Legislature approves U football stadium

Jim Hammerand

Gophers football will return to campus after state lawmakers, precariously close to the legislative deadline, passed a bill this weekend that would pay for more than half the cost of an on-campus stadium without restricting the University’s fundraising ability.

The University is to begin construction of the 50,000-seat, horseshoe-shape stadium this summer, paid for over 25 years through student fees, TCF Bank naming rights and private contributions. The state is to cover 55 percent of the stadium’s cost, or $10.25 million per year.

A conference committee charged with negotiating the finer points of the bill scrapped language in the Senate bill that would have prohibited using student fees or naming rights to pay for the $248 million stadium and eliminated a proposed memorabilia tax.

The Senate passed the final stadium bill by a vote of 43-24, and the House by a vote of 96- 37.

Increased student fees

Sen. Larry Pogemiller, DFL-Minneapolis, ushered his on-campus stadium bill through the Senate with the idea that public dollars should pay for the stadium, not student fees or naming rights.

Most of his bill was rejected by the committee including a tax on sports memorabilia to finance the stadium.

“This is a simple choice between state revenue (paying for the stadium) and a $200 tax on students over a four-year period,” Pogemiller said.
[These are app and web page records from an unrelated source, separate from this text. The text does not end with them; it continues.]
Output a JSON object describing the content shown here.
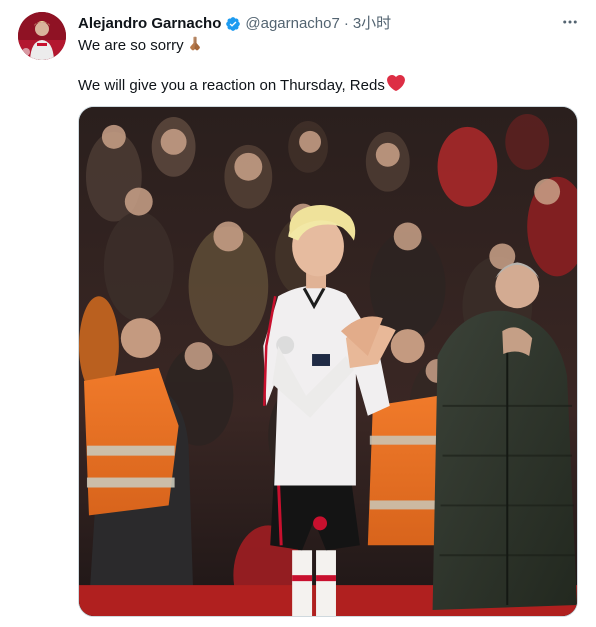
{
  "tweet": {
    "author": {
      "display_name": "Alejandro Garnacho",
      "handle": "@agarnacho7",
      "verified": true,
      "avatar_icon": "avatar-image"
    },
    "separator": "·",
    "timestamp": "3小时",
    "more_icon": "more-horizontal-icon",
    "text_lines": [
      "We are so sorry",
      "We will give you a reaction on Thursday, Reds"
    ],
    "emojis": {
      "line1": "folded-hands-icon",
      "line2": "red-heart-icon"
    },
    "media": {
      "type": "photo",
      "subject": "player-applauding-photo"
    }
  },
  "colors": {
    "text_primary": "#0f1419",
    "text_secondary": "#536471",
    "verified_blue": "#1d9bf0",
    "heart_red": "#f91880",
    "border": "#cfd9de"
  }
}
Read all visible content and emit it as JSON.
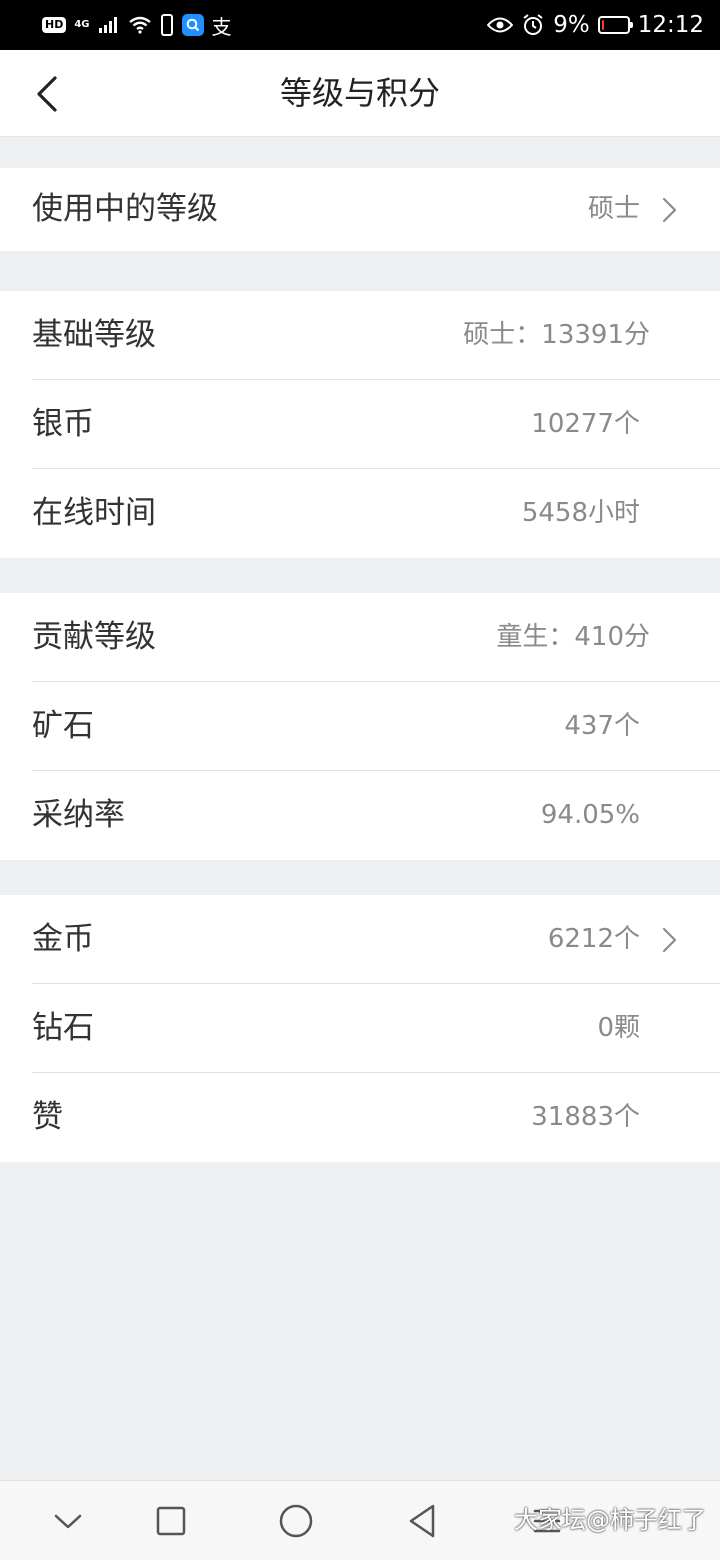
{
  "status_bar": {
    "hd": "HD",
    "network": "4G",
    "alipay_glyph": "支",
    "battery_text": "9%",
    "time": "12:12",
    "battery_level": 0.09,
    "battery_color": "#ff3b30",
    "icons": [
      "wifi-icon",
      "phone-icon",
      "search-app-icon",
      "alipay-icon",
      "eye-icon",
      "alarm-icon",
      "battery-icon"
    ]
  },
  "header": {
    "title": "等级与积分",
    "back_icon": "chevron-left-icon"
  },
  "section_current": {
    "label": "使用中的等级",
    "value": "硕士"
  },
  "section_basic": {
    "rows": [
      {
        "label": "基础等级",
        "value": "硕士：13391分"
      },
      {
        "label": "银币",
        "value": "10277个"
      },
      {
        "label": "在线时间",
        "value": "5458小时"
      }
    ]
  },
  "section_contrib": {
    "rows": [
      {
        "label": "贡献等级",
        "value": "童生：410分"
      },
      {
        "label": "矿石",
        "value": "437个"
      },
      {
        "label": "采纳率",
        "value": "94.05%"
      }
    ]
  },
  "section_assets": {
    "rows": [
      {
        "label": "金币",
        "value": "6212个"
      },
      {
        "label": "钻石",
        "value": "0颗"
      },
      {
        "label": "赞",
        "value": "31883个"
      }
    ]
  },
  "system_nav": {
    "icons": [
      "collapse-icon",
      "recents-icon",
      "home-icon",
      "back-icon",
      "menu-icon"
    ]
  },
  "watermark": "大家坛@柿子红了",
  "colors": {
    "background": "#eeeff1",
    "card": "#ffffff",
    "label": "#333333",
    "value": "#8a8a8a"
  }
}
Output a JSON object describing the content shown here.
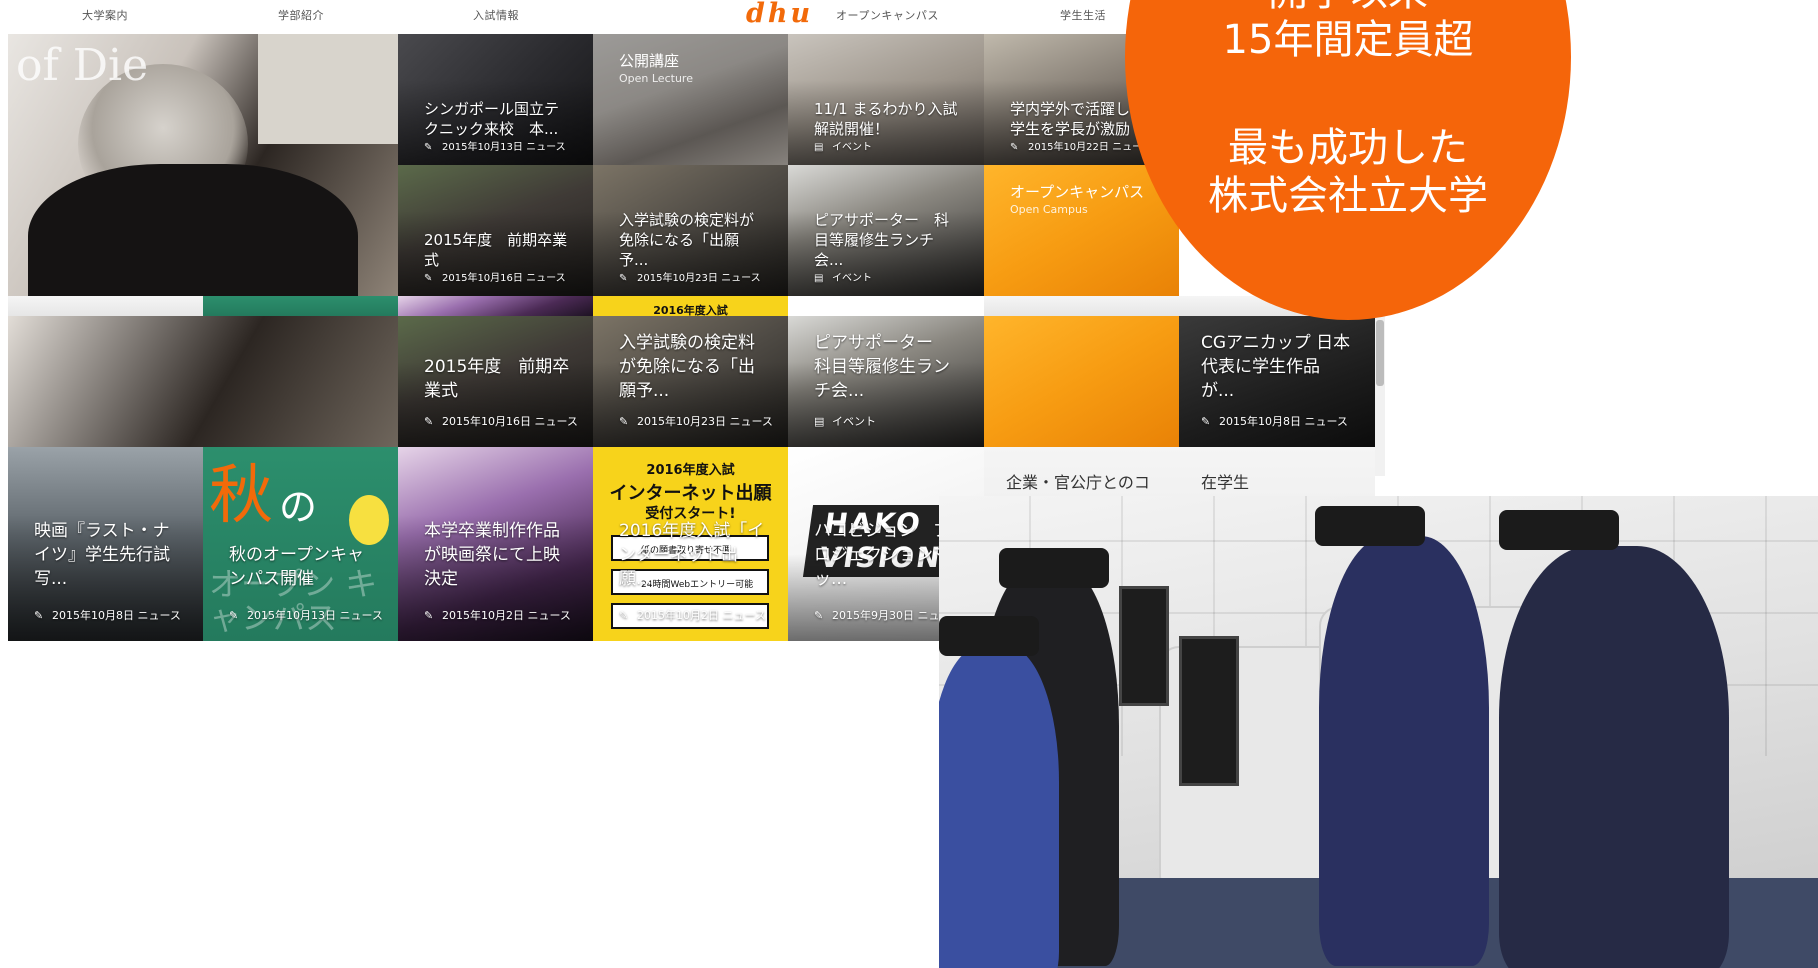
{
  "nav": {
    "items": [
      "大学案内",
      "学部紹介",
      "入試情報",
      "オープンキャンパス",
      "学生生活"
    ],
    "logo": "dhu"
  },
  "hero": {
    "overlay_text": "of Die"
  },
  "tiles": {
    "singapore": {
      "title": "シンガポール国立テクニック来校　本...",
      "meta": "2015年10月13日 ニュース",
      "icon": "pencil"
    },
    "lecture": {
      "label": "公開講座",
      "sublabel": "Open Lecture"
    },
    "nyushi": {
      "title": "11/1 まるわかり入試解説開催！",
      "meta": "イベント",
      "icon": "calendar"
    },
    "student_active": {
      "title": "学内学外で活躍した学生を学長が激励",
      "meta": "2015年10月22日 ニュース",
      "icon": "pencil"
    },
    "graduation": {
      "title": "2015年度　前期卒業式",
      "meta": "2015年10月16日 ニュース",
      "icon": "pencil"
    },
    "fee_waiver": {
      "title": "入学試験の検定料が免除になる「出願予...",
      "meta": "2015年10月23日 ニュース",
      "icon": "pencil"
    },
    "peer": {
      "title": "ピアサポーター　科目等履修生ランチ会...",
      "meta": "イベント",
      "icon": "calendar"
    },
    "opencampus": {
      "label": "オープンキャンパス",
      "sublabel": "Open Campus"
    },
    "row2_graduation": {
      "title": "2015年度　前期卒業式",
      "meta": "2015年10月16日 ニュース"
    },
    "row2_fee": {
      "title": "入学試験の検定料が免除になる「出願予...",
      "meta": "2015年10月23日 ニュース"
    },
    "row2_peer": {
      "title": "ピアサポーター　科目等履修生ランチ会...",
      "meta": "イベント"
    },
    "cg": {
      "title": "CGアニカップ 日本代表に学生作品が...",
      "meta": "2015年10月8日 ニュース"
    },
    "corporate": {
      "title": "企業・官公庁とのコ"
    },
    "current_student": {
      "title": "在学生"
    },
    "movie": {
      "title": "映画『ラスト・ナイツ』学生先行試写...",
      "meta": "2015年10月8日 ニュース"
    },
    "autumn_oc": {
      "title": "秋のオープンキャンパス開催",
      "meta": "2015年10月13日 ニュース",
      "big_char": "秋",
      "big_word": "の",
      "art_text": "オープン キャンパス"
    },
    "film_fest": {
      "title": "本学卒業制作作品が映画祭にて上映決定",
      "meta": "2015年10月2日 ニュース"
    },
    "internet_apply": {
      "title": "2016年度入試「インターネット出願...",
      "meta": "2015年10月2日 ニュース",
      "poster_head": "2016年度入試",
      "poster_main": "インターネット出願",
      "poster_sub": "受付スタート!",
      "poster_line1": "紙の願書取り寄せ不要",
      "poster_line2": "24時間Webエントリー可能"
    },
    "hako": {
      "title": "ハコビジョン　プロジェクションマッ...",
      "meta": "2015年9月30日 ニュース",
      "logo": "HAKO VISION"
    },
    "ghost_label": "2016年度入試"
  },
  "bubble": {
    "lines": [
      "開学以来",
      "15年間定員超",
      "",
      "最も成功した",
      "株式会社立大学"
    ]
  },
  "icons": {
    "pencil": "pencil-icon",
    "calendar": "calendar-icon"
  },
  "colors": {
    "brand_orange": "#f5650a",
    "logo_orange": "#f26a0a"
  }
}
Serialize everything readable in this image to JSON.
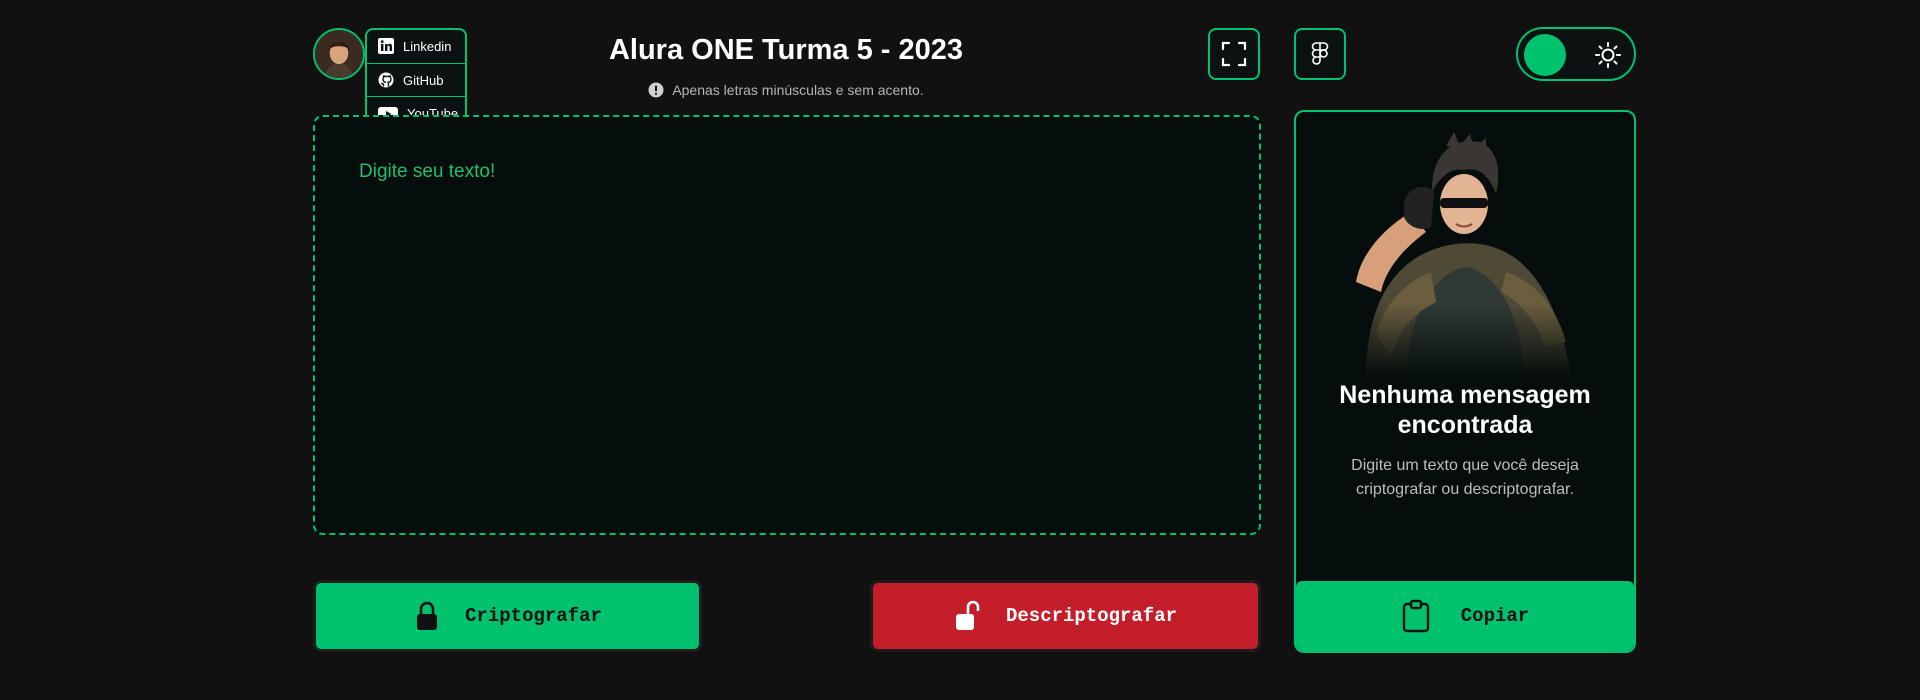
{
  "header": {
    "title": "Alura ONE Turma 5 - 2023",
    "hint": "Apenas letras minúsculas e sem acento.",
    "hint_icon": "alert-circle-icon"
  },
  "social": [
    {
      "label": "Linkedin",
      "icon": "linkedin-icon"
    },
    {
      "label": "GitHub",
      "icon": "github-icon"
    },
    {
      "label": "YouTube",
      "icon": "youtube-icon"
    }
  ],
  "toolbar": {
    "fullscreen_icon": "fullscreen-icon",
    "figma_icon": "figma-icon",
    "theme_icon": "sun-icon"
  },
  "editor": {
    "placeholder": "Digite seu texto!",
    "value": ""
  },
  "actions": {
    "encrypt_label": "Criptografar",
    "decrypt_label": "Descriptografar",
    "encrypt_icon": "lock-icon",
    "decrypt_icon": "unlock-icon"
  },
  "output": {
    "title": "Nenhuma mensagem encontrada",
    "text": "Digite um texto que você deseja criptografar ou descriptografar.",
    "copy_label": "Copiar",
    "copy_icon": "clipboard-icon"
  },
  "colors": {
    "accent": "#00c16e",
    "danger": "#c41e2b",
    "background": "#111111",
    "panel": "#060e0d"
  }
}
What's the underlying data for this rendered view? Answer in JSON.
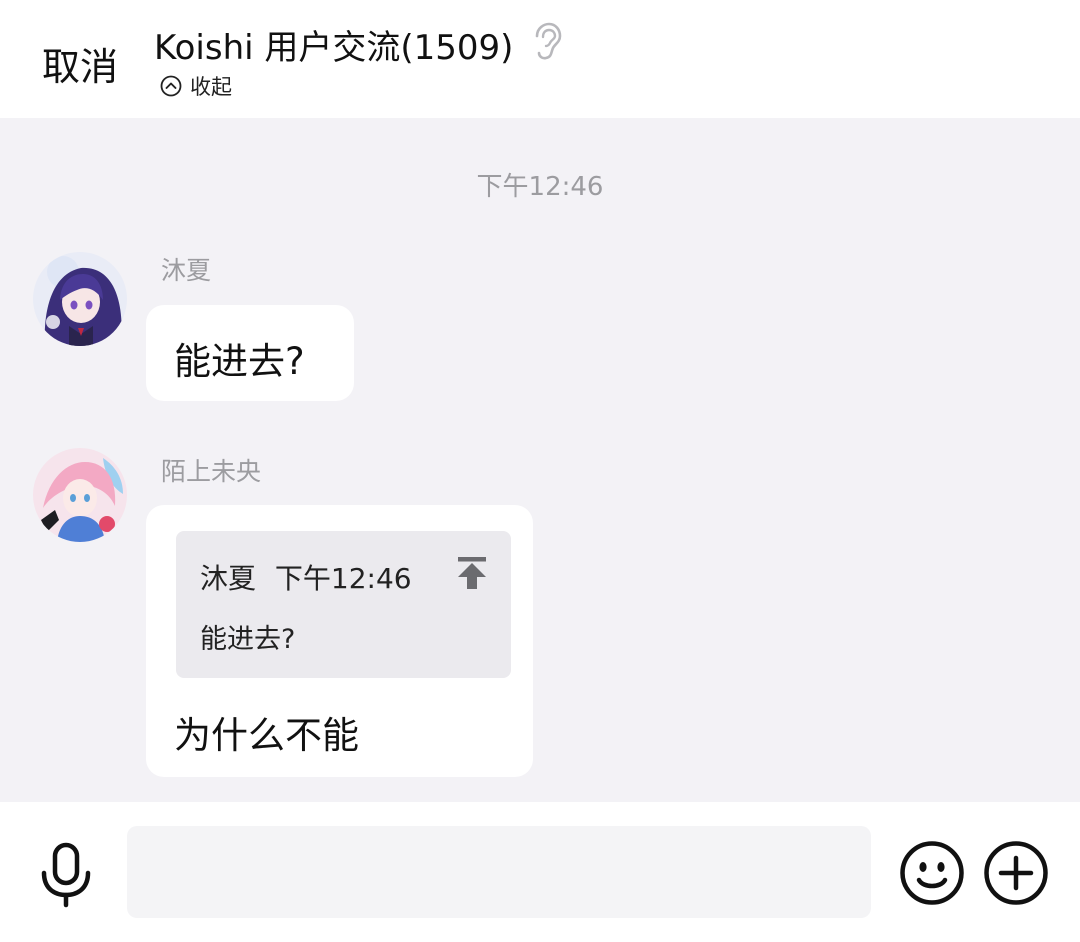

University President Bob Bruininks countered that students have contributed financially to University projects in “literally dozens of examples.”

“When Memorial Stadium was built, alumni participated in raising a good many of the funds that went into building the stadium, but so did students,” Bruininks said. “Students did participate financially not only there but in building the student union, in remodeling the student union several times, most recently in the last few years.

“I don’t believe that $200 over four years is a particularly burdensome problem.”

UMore Park land transfer

The University has pledged to keep students’ contributions at or below $25 per semester through a land deal in the bill, although Bruininks said the fee likely would be half that. Under this provision, the University will transfer 2,840 acres of UMore Park near Rosemount to the state.

In exchange, the state will make additional contributions to keep student fees down.

The University currently uses the land for research and outreach. The transfer allows the University to continue to use the land as it does now.

Lawmakers have asked how polluted the land is from its previous use. A U.S. military gunpowder plant used to occupy the land given to the University in 1947.

Sen. Mee Moua, DFL-St. Paul, who later would vote against the bill, said in committee that the University had never assumed environmental liability from the federal government.

“The University has been working with the feds and they’re in the process of determining the type of environmental contamination,” Moua said. “It’s pretty probable that once that determination is made, the feds are going to step in to clean that up.”

TCF Bank Stadium?

TCF Bank has offered $35 million to name the stadium TCF Bank Stadium. University Chief Financial Officer Richard Pfutzenreuter said the University is “happy with the deal.” That agreement is set to expire June 30.

The committee did not adopt provisions in the Senate bill preventing stadium funding via naming deals, nor did it accept Veterans’ Memorial Stadium as the on-campus stadium’s name.

Bruininks said the TCF Bank deal frees up money for other University projects.

“I’d rather have the money in the biomedical science building, as we sit here today and debate this issue, than I would face the prospect of giving up this commitment and replacing it either with state money or additional private support,” Bruininks said.

Bruininks estimated that the size of the TCF Bank agreement equaled “80 to 100 separate substantial (financial) commitments.”

Still to happen

With legislative obstacles cleared, Republican Governor Tim Pawlenty said he would sign the bill sometime this week on campus.

The University still has to raise more than $50 million in private support, but Bruininks said that there will be a “sharp increase in interest in the Gopher stadium.” He hopes to have the stadium ready by the fall 2009 football season.

Greek and Latin junior Joe McDonald said he is looking forward to Gophers games in the new stadium. He purchased season tickets two years ago, but went to only a couple of games in the “boring” Metrodome, he said.

“I like the open-air idea, the idea of being outside Ö it’s more traditional,” McDonald said.

But Bruininks said an on-campus stadium is not just about football.

“It provides an opportunity to bring the community of Minnesota together with the community of the University,” Bruininks said.